Chapter 8. Concentrating Power: Are Technologies of Control Ever Truly Democratic?


Control and the Conflicts of Advantage
Mediated Control and the "Democratic" Process
The Societal Nature of a Controlling Advantage
Just Saying No: A Case History of Technical Dilemma
The Meaningless Politics of Generic Democracy


Chapter 9. Narcissism and Nihilism: The Atrophy of Dramatic Attention and the End of Authentic Materialism


Rationalizing Subjectivity: The Imperative Splitting of the Nuclear Self
Nothing Really Matters Anymore, Not Even Matter
Iconography and the End of Materialism
Losing Our Direction: The Iconic Roots of Boredom
From Perception to Conception: Deepening the New, Lock Groove
The Commodity-Driven Translation of Desiring into Wanting

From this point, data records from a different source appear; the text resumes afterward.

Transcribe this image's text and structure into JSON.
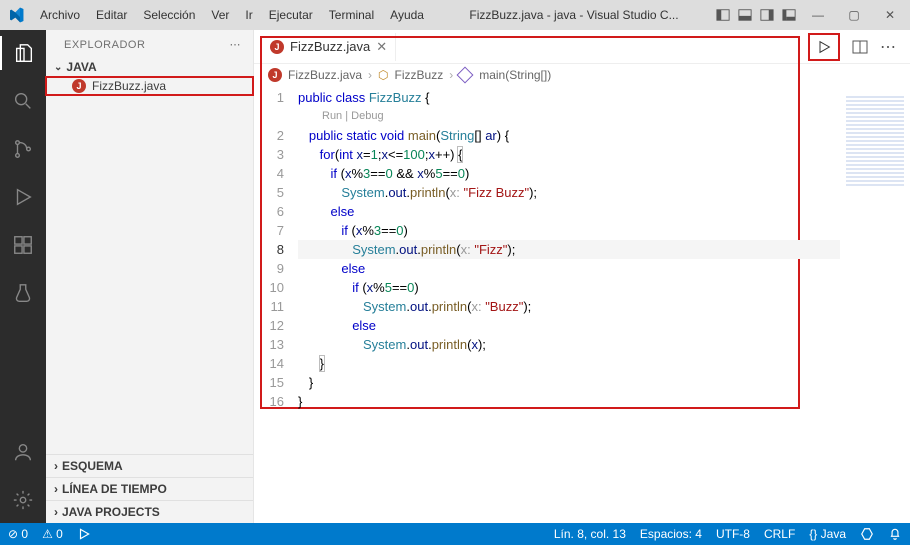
{
  "titlebar": {
    "menus": [
      "Archivo",
      "Editar",
      "Selección",
      "Ver",
      "Ir",
      "Ejecutar",
      "Terminal",
      "Ayuda"
    ],
    "title": "FizzBuzz.java - java - Visual Studio C..."
  },
  "sidebar": {
    "header": "EXPLORADOR",
    "project": "JAVA",
    "file": "FizzBuzz.java",
    "sections": {
      "esquema": "ESQUEMA",
      "timeline": "LÍNEA DE TIEMPO",
      "javaprojects": "JAVA PROJECTS"
    }
  },
  "tab": {
    "label": "FizzBuzz.java"
  },
  "breadcrumbs": {
    "file": "FizzBuzz.java",
    "class": "FizzBuzz",
    "method": "main(String[])"
  },
  "codelens": {
    "run": "Run",
    "debug": "Debug"
  },
  "statusbar": {
    "errors": "0",
    "warnings": "0",
    "linecol": "Lín. 8, col. 13",
    "spaces": "Espacios: 4",
    "encoding": "UTF-8",
    "eol": "CRLF",
    "lang": "{} Java"
  },
  "code": {
    "current_line": 8,
    "lines": [
      [
        {
          "t": "public ",
          "c": "kw"
        },
        {
          "t": "class ",
          "c": "kw"
        },
        {
          "t": "FizzBuzz",
          "c": "cls"
        },
        {
          "t": " {",
          "c": "op"
        }
      ],
      "__codelens__",
      [
        {
          "t": "   ",
          "c": ""
        },
        {
          "t": "public ",
          "c": "kw"
        },
        {
          "t": "static ",
          "c": "kw"
        },
        {
          "t": "void ",
          "c": "type"
        },
        {
          "t": "main",
          "c": "fn"
        },
        {
          "t": "(",
          "c": "op"
        },
        {
          "t": "String",
          "c": "cls"
        },
        {
          "t": "[] ",
          "c": "op"
        },
        {
          "t": "ar",
          "c": "var"
        },
        {
          "t": ") {",
          "c": "op"
        }
      ],
      [
        {
          "t": "      ",
          "c": ""
        },
        {
          "t": "for",
          "c": "kw"
        },
        {
          "t": "(",
          "c": "op"
        },
        {
          "t": "int ",
          "c": "type"
        },
        {
          "t": "x",
          "c": "var"
        },
        {
          "t": "=",
          "c": "op"
        },
        {
          "t": "1",
          "c": "num"
        },
        {
          "t": ";",
          "c": "op"
        },
        {
          "t": "x",
          "c": "var"
        },
        {
          "t": "<=",
          "c": "op"
        },
        {
          "t": "100",
          "c": "num"
        },
        {
          "t": ";",
          "c": "op"
        },
        {
          "t": "x",
          "c": "var"
        },
        {
          "t": "++) ",
          "c": "op"
        },
        {
          "t": "{",
          "c": "op hb"
        }
      ],
      [
        {
          "t": "         ",
          "c": ""
        },
        {
          "t": "if ",
          "c": "kw"
        },
        {
          "t": "(",
          "c": "op"
        },
        {
          "t": "x",
          "c": "var"
        },
        {
          "t": "%",
          "c": "op"
        },
        {
          "t": "3",
          "c": "num"
        },
        {
          "t": "==",
          "c": "op"
        },
        {
          "t": "0",
          "c": "num"
        },
        {
          "t": " && ",
          "c": "op"
        },
        {
          "t": "x",
          "c": "var"
        },
        {
          "t": "%",
          "c": "op"
        },
        {
          "t": "5",
          "c": "num"
        },
        {
          "t": "==",
          "c": "op"
        },
        {
          "t": "0",
          "c": "num"
        },
        {
          "t": ")",
          "c": "op"
        }
      ],
      [
        {
          "t": "            ",
          "c": ""
        },
        {
          "t": "System",
          "c": "cls"
        },
        {
          "t": ".",
          "c": "op"
        },
        {
          "t": "out",
          "c": "var"
        },
        {
          "t": ".",
          "c": "op"
        },
        {
          "t": "println",
          "c": "fn"
        },
        {
          "t": "(",
          "c": "op"
        },
        {
          "t": "x: ",
          "c": "hint"
        },
        {
          "t": "\"Fizz Buzz\"",
          "c": "str"
        },
        {
          "t": ");",
          "c": "op"
        }
      ],
      [
        {
          "t": "         ",
          "c": ""
        },
        {
          "t": "else",
          "c": "kw"
        }
      ],
      [
        {
          "t": "            ",
          "c": ""
        },
        {
          "t": "if ",
          "c": "kw"
        },
        {
          "t": "(",
          "c": "op"
        },
        {
          "t": "x",
          "c": "var"
        },
        {
          "t": "%",
          "c": "op"
        },
        {
          "t": "3",
          "c": "num"
        },
        {
          "t": "==",
          "c": "op"
        },
        {
          "t": "0",
          "c": "num"
        },
        {
          "t": ")",
          "c": "op"
        }
      ],
      [
        {
          "t": "               ",
          "c": ""
        },
        {
          "t": "System",
          "c": "cls"
        },
        {
          "t": ".",
          "c": "op"
        },
        {
          "t": "out",
          "c": "var"
        },
        {
          "t": ".",
          "c": "op"
        },
        {
          "t": "println",
          "c": "fn"
        },
        {
          "t": "(",
          "c": "op"
        },
        {
          "t": "x: ",
          "c": "hint"
        },
        {
          "t": "\"Fizz\"",
          "c": "str"
        },
        {
          "t": ");",
          "c": "op"
        }
      ],
      [
        {
          "t": "            ",
          "c": ""
        },
        {
          "t": "else",
          "c": "kw"
        }
      ],
      [
        {
          "t": "               ",
          "c": ""
        },
        {
          "t": "if ",
          "c": "kw"
        },
        {
          "t": "(",
          "c": "op"
        },
        {
          "t": "x",
          "c": "var"
        },
        {
          "t": "%",
          "c": "op"
        },
        {
          "t": "5",
          "c": "num"
        },
        {
          "t": "==",
          "c": "op"
        },
        {
          "t": "0",
          "c": "num"
        },
        {
          "t": ")",
          "c": "op"
        }
      ],
      [
        {
          "t": "                  ",
          "c": ""
        },
        {
          "t": "System",
          "c": "cls"
        },
        {
          "t": ".",
          "c": "op"
        },
        {
          "t": "out",
          "c": "var"
        },
        {
          "t": ".",
          "c": "op"
        },
        {
          "t": "println",
          "c": "fn"
        },
        {
          "t": "(",
          "c": "op"
        },
        {
          "t": "x: ",
          "c": "hint"
        },
        {
          "t": "\"Buzz\"",
          "c": "str"
        },
        {
          "t": ");",
          "c": "op"
        }
      ],
      [
        {
          "t": "               ",
          "c": ""
        },
        {
          "t": "else",
          "c": "kw"
        }
      ],
      [
        {
          "t": "                  ",
          "c": ""
        },
        {
          "t": "System",
          "c": "cls"
        },
        {
          "t": ".",
          "c": "op"
        },
        {
          "t": "out",
          "c": "var"
        },
        {
          "t": ".",
          "c": "op"
        },
        {
          "t": "println",
          "c": "fn"
        },
        {
          "t": "(",
          "c": "op"
        },
        {
          "t": "x",
          "c": "var"
        },
        {
          "t": ");",
          "c": "op"
        }
      ],
      [
        {
          "t": "      ",
          "c": ""
        },
        {
          "t": "}",
          "c": "op hb"
        }
      ],
      [
        {
          "t": "   }",
          "c": "op"
        }
      ],
      [
        {
          "t": "}",
          "c": "op"
        }
      ]
    ]
  }
}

Chapter 10. The New Meaning of Biography: The Efficient Self in Calculated Crisis


Commerce and Commodity: The New Grammar and Vocabulary of "I Am . . ."
The Efficiency of Stress: Controlling Time and Misguiding Attention
The Infertility of Expert Mind
The Victimization of Suffering: An Expert Inversion
The Commodification of Dramatic Meaning
Consuming and Being Consumed: The Law of the Postmodern Jungle
The Rationality of Litter: Consuming Self, Consumed Community
The Production of Biographical Litter: Changing Minds in an Age of Lifestyle Choices


Chapter 11. The Digital Age and the Defeat of Chaos: Attentive Modality, the Media, and the Loss of Narrative Wilderness

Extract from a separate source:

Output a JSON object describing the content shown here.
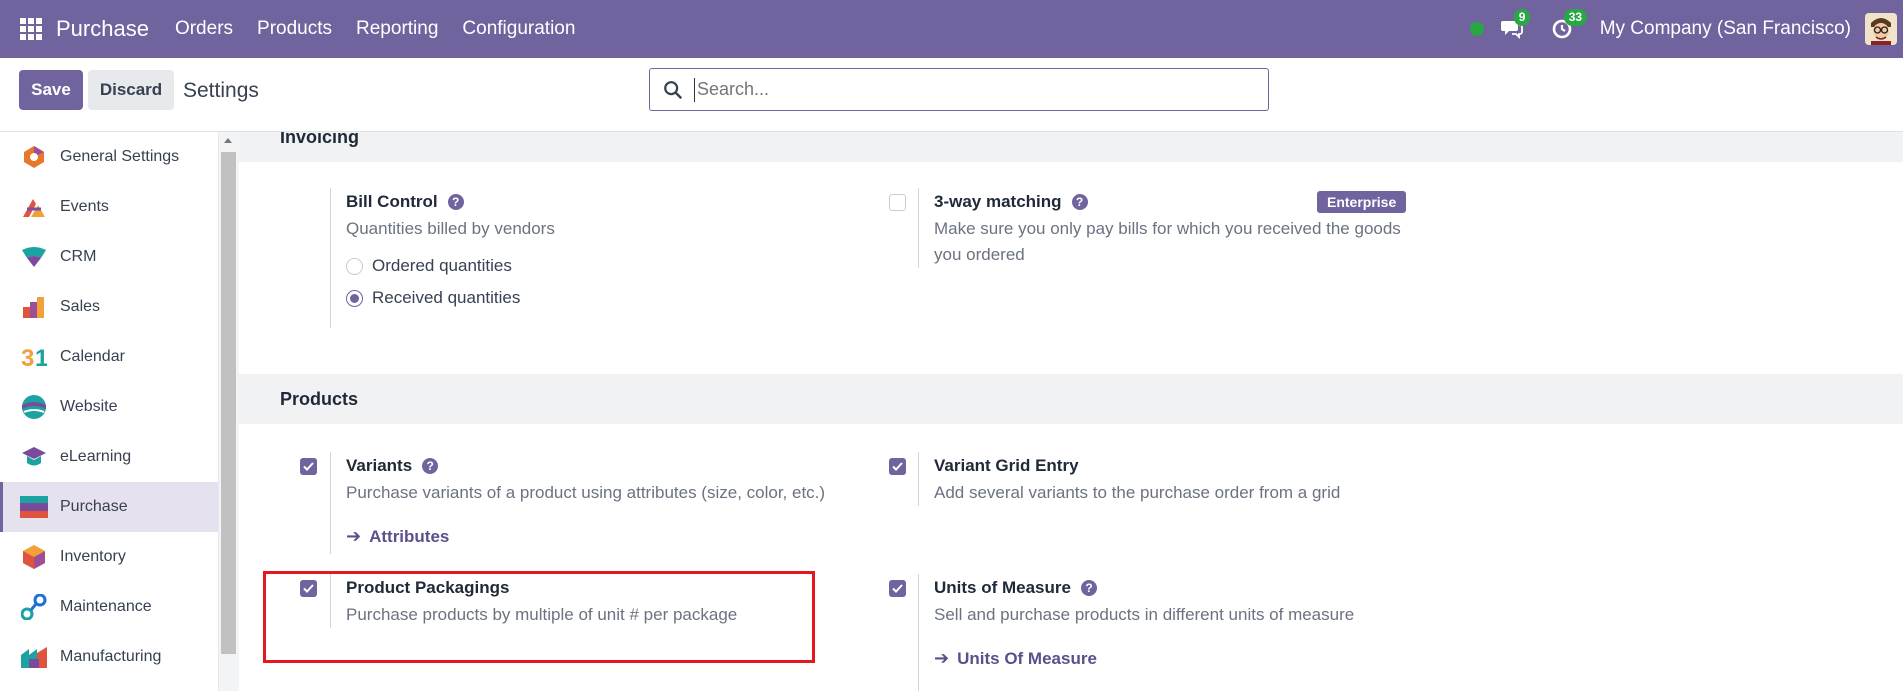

A Reason to Be Naive: Disparities in the Metaphysics of Meaning
Calculation and Narration: Disparate Modes of World-Making
The Digital Defeat of Analogy: The Numerology of Rational Values
The Media and Digital Trouble: Suffering Alone Together
Mediation and Mediocrity
Media and the Declining Narrativity of Popular Culture
The Mediated Wilderness
The Density of Postmodern Time and Space and the Craving for Volume


Chapter 12. So What?



Suggests that certain Buddhist notions may act as an antidote to the adverse effects of high-tech media.


By uniquely using Buddhist teachings, Reinventing the Wheel assesses the personal and communal costs of our global economic and technological commitments. Hershock urges reinvention of the technological "wheel," and, at the same time, acknowledges the need for new forms of practice suited to our rapidly evolving social, political, and economic circumstances. His persuasive presentation urges the skillful spinning of a new "wheel of the dharma. "

Peter D. Hershock is a Fellow of the Asian Studies Development Program at the East-West Center in Honolulu. He is the author of Liberating Intimacy: Enlightenment and Social Virtuosity in Ch'an Buddhism, also published by SUNY Press.


"Hershock clearly brings the root suppositions of western cultural dynamics to our awareness, while contrasting its fundamental values such as independence, individual freedom, and a control of the world, with those of Buddhism. If we continue to accept these western cultural presuppositions, he argues, they will trap us in a 'wheel' of existence, in life's perpetual karmic circle. Although many tend to think that technology is a savior, this is merely an illusion—it colonizes our consciousness. Hence, Hershock argues that we must reinvent the wheel of existence by replacing independence with interdependence, control with appreciation, being with value. In a word, we must free ourselves from ego-based desire through the practice of Zen meditation for the sake of the health and sanity of humanity. He asks the reader to weigh the consequences if we choose to remain oblivious to the karmic bind and its perpetual circle. " — Shigenori Nagatomo, author of Attunement Through the Body

"Reinventing the Wheel demonstrates the necessity to accommodate spirituality within the context of an inexorably technological society. It enjoins, with however light a touch, not simply reflection but practice. We are provided some suggestions as to how we might take back the consciousness from which we have become increasingly alienated by technological media. " — David L. Hall, author of Anticipating China: Thinking through the Narratives of Chinese and Western Culture (with Roger T. Ames)

"On the edge of the third millennium with technologies accelerating the pace of change, this is indeed a timely and exciting piece of scholarship. " — Roger T. Ames, editor of Self as Image in Asian Theory and Practice (with Thomas P. Kasulis and Wimal Dissanayake)